## What you will do
Using the data below, count the lines that carry the string "title" and write only the count.

#### Available data ####

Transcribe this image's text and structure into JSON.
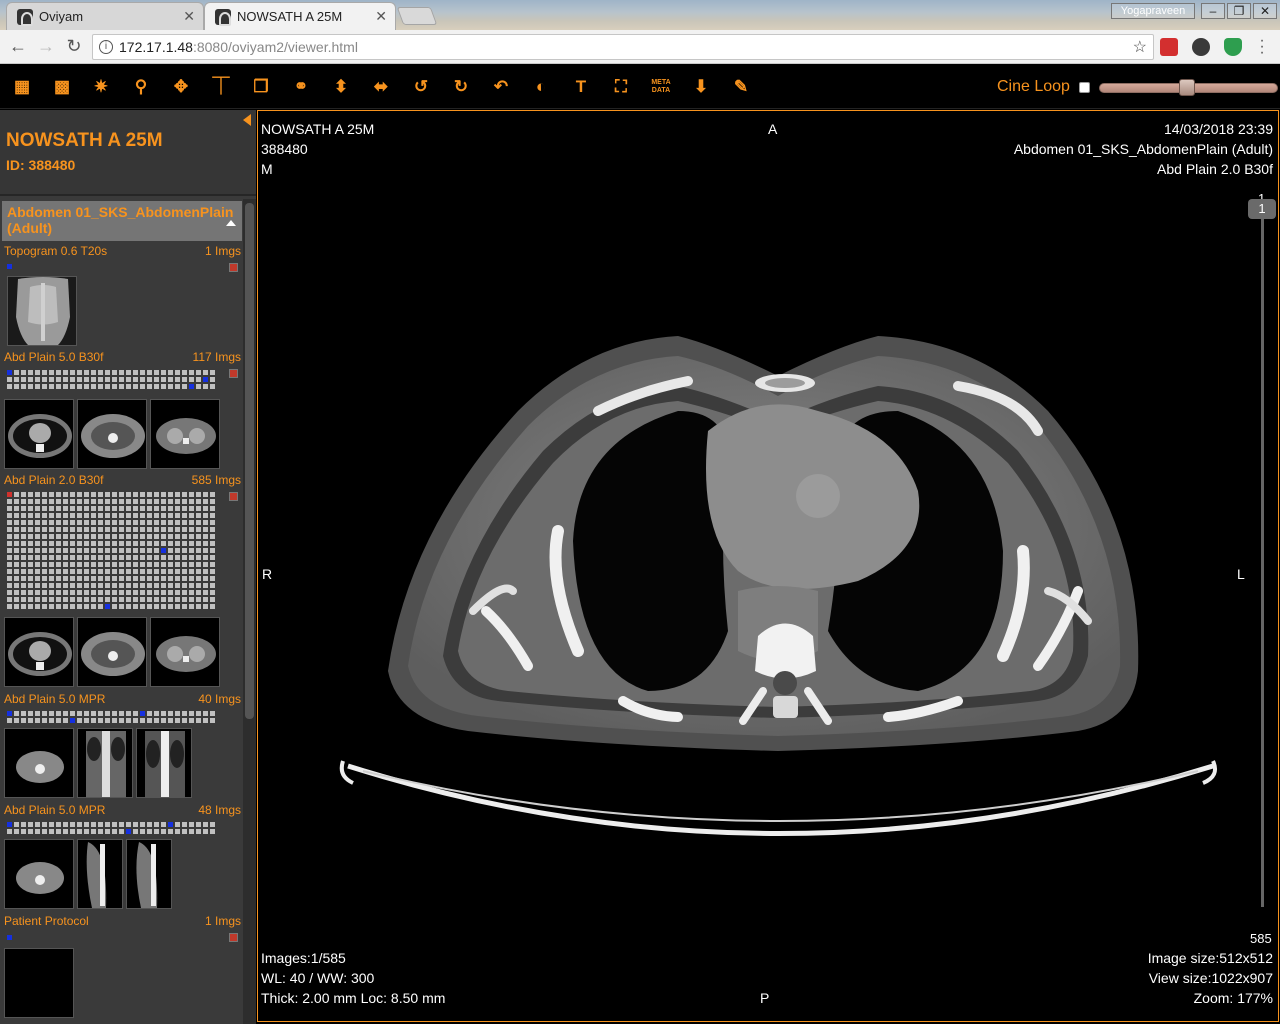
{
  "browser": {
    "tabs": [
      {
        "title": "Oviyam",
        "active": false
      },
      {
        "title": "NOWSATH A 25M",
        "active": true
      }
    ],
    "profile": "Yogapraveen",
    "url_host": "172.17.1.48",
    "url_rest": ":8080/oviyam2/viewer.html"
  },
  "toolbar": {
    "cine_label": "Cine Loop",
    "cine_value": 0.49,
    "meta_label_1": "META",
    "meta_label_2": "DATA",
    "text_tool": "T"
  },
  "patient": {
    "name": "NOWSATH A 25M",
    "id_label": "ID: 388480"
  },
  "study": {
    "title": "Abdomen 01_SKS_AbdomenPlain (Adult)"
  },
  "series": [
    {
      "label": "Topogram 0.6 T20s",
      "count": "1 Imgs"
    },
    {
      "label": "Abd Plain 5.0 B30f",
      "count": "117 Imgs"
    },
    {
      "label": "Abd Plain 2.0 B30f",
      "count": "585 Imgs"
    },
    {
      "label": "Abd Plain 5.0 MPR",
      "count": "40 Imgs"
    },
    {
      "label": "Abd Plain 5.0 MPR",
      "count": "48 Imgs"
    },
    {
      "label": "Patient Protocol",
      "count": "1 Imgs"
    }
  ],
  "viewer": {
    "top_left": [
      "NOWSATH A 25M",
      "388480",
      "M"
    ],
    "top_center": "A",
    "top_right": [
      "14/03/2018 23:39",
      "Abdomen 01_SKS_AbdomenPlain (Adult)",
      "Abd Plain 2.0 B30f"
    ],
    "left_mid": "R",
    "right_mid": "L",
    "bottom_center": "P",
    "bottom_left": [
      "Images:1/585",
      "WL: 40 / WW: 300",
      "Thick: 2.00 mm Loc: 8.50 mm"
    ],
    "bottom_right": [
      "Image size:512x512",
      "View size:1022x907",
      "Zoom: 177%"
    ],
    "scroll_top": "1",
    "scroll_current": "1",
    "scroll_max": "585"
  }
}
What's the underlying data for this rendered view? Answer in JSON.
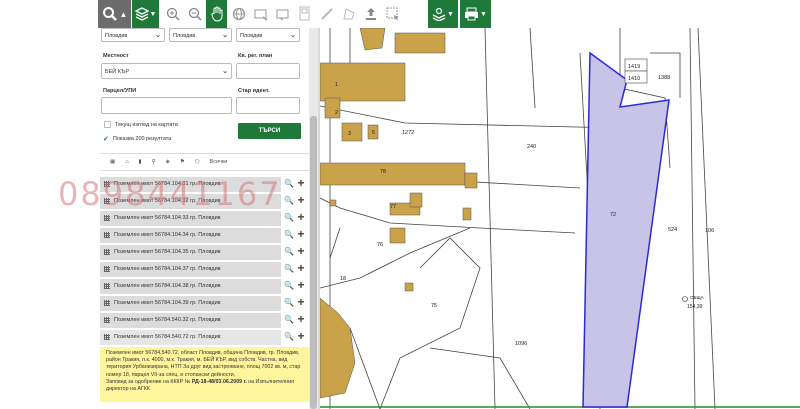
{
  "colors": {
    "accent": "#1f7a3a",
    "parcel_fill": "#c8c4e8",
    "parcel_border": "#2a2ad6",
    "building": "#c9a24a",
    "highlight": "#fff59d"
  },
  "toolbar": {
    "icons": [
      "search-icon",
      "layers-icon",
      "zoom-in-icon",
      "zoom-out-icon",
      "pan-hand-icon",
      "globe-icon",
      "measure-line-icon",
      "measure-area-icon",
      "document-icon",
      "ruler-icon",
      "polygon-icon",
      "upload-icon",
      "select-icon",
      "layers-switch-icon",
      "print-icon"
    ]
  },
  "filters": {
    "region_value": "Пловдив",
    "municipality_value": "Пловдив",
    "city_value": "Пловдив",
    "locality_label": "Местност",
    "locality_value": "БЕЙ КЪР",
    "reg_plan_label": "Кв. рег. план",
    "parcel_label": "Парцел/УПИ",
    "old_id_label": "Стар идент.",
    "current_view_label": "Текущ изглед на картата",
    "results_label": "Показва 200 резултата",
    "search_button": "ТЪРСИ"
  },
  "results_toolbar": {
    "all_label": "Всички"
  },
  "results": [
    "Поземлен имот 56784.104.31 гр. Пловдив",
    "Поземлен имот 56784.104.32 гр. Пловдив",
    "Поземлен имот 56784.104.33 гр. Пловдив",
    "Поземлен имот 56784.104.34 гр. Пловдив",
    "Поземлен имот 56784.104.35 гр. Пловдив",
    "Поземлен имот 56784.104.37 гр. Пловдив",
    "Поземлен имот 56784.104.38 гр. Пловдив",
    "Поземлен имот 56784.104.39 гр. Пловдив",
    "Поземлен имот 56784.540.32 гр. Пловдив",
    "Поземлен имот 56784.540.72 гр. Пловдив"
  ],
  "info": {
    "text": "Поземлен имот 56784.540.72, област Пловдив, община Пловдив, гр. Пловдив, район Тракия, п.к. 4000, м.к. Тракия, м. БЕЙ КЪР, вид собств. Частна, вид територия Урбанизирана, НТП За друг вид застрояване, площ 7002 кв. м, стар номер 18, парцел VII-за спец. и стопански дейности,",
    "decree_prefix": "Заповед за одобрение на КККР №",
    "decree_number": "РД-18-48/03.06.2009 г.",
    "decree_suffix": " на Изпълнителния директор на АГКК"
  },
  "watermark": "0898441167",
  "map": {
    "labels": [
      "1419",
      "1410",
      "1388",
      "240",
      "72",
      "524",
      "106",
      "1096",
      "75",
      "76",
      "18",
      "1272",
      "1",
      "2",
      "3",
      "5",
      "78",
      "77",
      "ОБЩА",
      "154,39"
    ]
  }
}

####

## Written solution
3